Have you heard about the drag queen story hours taking place at various public libraries across the country? These events started popping up a couple of years ago. They feature flamboyant drag queens reading stories to children mostly in libraries, sometimes in schools or bookstores. One Detroit drag queen who read to kids at Huntington Woods Library marvels that the little girls thought she was “a princess.”
The Washington Post reports that Drag Queen Story Hour “aims to teach children gender diversity and acceptance.” It was created in 2015 by a San Francisco writer, a new mother who “wanted to provide young children with both a charismatic performance and cultural lesson.”

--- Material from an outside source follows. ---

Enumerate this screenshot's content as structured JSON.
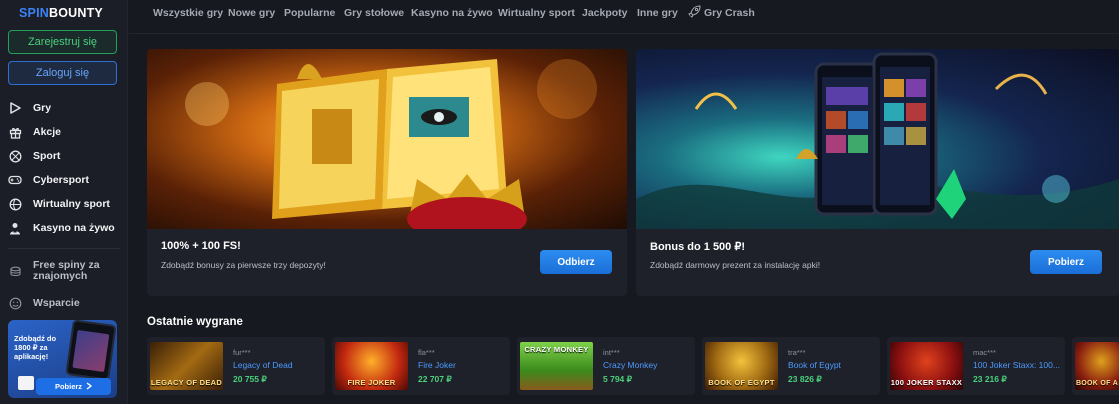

The events are popular at certain libraries. One parent says she’s pleased that Drag Queen Story Hours expose kids to “all kinds of different beautiful people in the world.” The Post quotes another satisfied parent who says, “This is very different ideology from what the president is putting out there.” The Drag Queen Story Hour — and, yes, there is an actual organization, DQSH — has the full support of the American Library Association which says the events create “a more equitable, diverse, and inclusive society.”
The events have also drawn significant controversy with parents complaining and protesters showing up outside libraries. Houston residents have filed a lawsuit to stop these taxpayer-funded drag events at Montrose library. One popular Drag Queen reader there, Tatiana Mala Nina (translated Tatiana “Bad Girl”) is Alberto Garza. He was convicted in 2008 of assaulting an 8-year-old boy.
Library officials admit, “we discovered we failed to complete a background check as required by our own guidelines.”
Cultural commentator Rod Dreher blogged last year about “drag being politicized and valorized as a force for political progress,” adding that drag queens and their supporters are “grooming these kids to accept genderfluidity as normal.”
Forget Tatiana “Bad Girl.” Parents and officials who support this story hour agenda are abusing children.